William & Mary Bill of Rights Journal


Caren Morrison


When the government investigates a crime, do citizens have a duty to assist? This question was raised in the struggle between Apple and the FBI over whether the agency could compel Apple to defeat its own password protections on the iPhone of one of the San Bernardino shooters. That case was voluntarily dismissed as moot when the government found a way of accessing the data on the phone, but the issue remains unresolved.

Because of advances in technology, software providers and device makers have been able to develop almost impenetrable protection for their customers’ information, effectively locking law enforcement out of accounts and devices, even when armed with a search warrant. Most privacy watchdogs, understandably shaken by Edward Snowden’s revelations of NSA spying, argue that this is an unadulterated good. The prosecutorial view is that this is an unprecedented interference with lawful investigations.

There is no question that the companies fashioning themselves as champions of privacy benefit financially from this position. Apple has openly admitted in court filings that complying with court orders to assist in the execution of search warrants could “substantially tarnish Apple’s brand.” But while Apple may bear some responsibility for creating a system that it could not access itself, does that mean they should be statutorily tasked with undoing it?

Current statutory law, in particular the Communications Assistance for Law Enforcement Act (CALEA), does not cover the encrypted information on physical devices, or information companies’ responsibilities to decrypt it. This Essay takes the question of whether CALEA should be amended as a starting point for a broader exploration of what assistance the government can justly ask of its citizens.
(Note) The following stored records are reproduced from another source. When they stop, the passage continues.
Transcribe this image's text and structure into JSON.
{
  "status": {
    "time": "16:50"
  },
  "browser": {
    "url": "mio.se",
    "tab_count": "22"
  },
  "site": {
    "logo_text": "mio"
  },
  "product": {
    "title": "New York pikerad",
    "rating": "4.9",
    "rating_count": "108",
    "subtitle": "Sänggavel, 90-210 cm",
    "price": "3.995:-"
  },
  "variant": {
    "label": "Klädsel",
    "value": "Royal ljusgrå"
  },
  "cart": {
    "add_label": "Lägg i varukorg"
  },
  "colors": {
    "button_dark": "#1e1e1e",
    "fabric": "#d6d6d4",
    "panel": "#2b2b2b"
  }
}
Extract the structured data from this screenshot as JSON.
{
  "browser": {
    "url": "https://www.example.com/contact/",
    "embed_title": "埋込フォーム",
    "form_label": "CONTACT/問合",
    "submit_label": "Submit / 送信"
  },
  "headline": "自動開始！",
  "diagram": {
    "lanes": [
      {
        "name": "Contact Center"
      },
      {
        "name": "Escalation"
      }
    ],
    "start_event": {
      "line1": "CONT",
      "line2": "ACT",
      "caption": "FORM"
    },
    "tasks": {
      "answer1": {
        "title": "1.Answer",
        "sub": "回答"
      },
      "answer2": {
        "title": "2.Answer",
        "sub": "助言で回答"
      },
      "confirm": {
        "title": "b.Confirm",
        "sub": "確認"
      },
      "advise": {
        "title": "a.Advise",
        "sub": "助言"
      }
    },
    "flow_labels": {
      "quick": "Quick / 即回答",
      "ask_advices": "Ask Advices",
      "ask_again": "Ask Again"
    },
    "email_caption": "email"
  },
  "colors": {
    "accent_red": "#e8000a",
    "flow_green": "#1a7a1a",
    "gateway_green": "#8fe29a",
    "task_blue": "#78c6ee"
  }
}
There are strong arguments to be made that such obligations would not be reasonable, or that there should be a zone of privacy that the government cannot access. This would support a system in which some warrants are ineffectual. But if the functional impossibility of execution of these warrants is just the byproduct of a corporate strategy, “them’s the breaks” seems like an insufficient justification.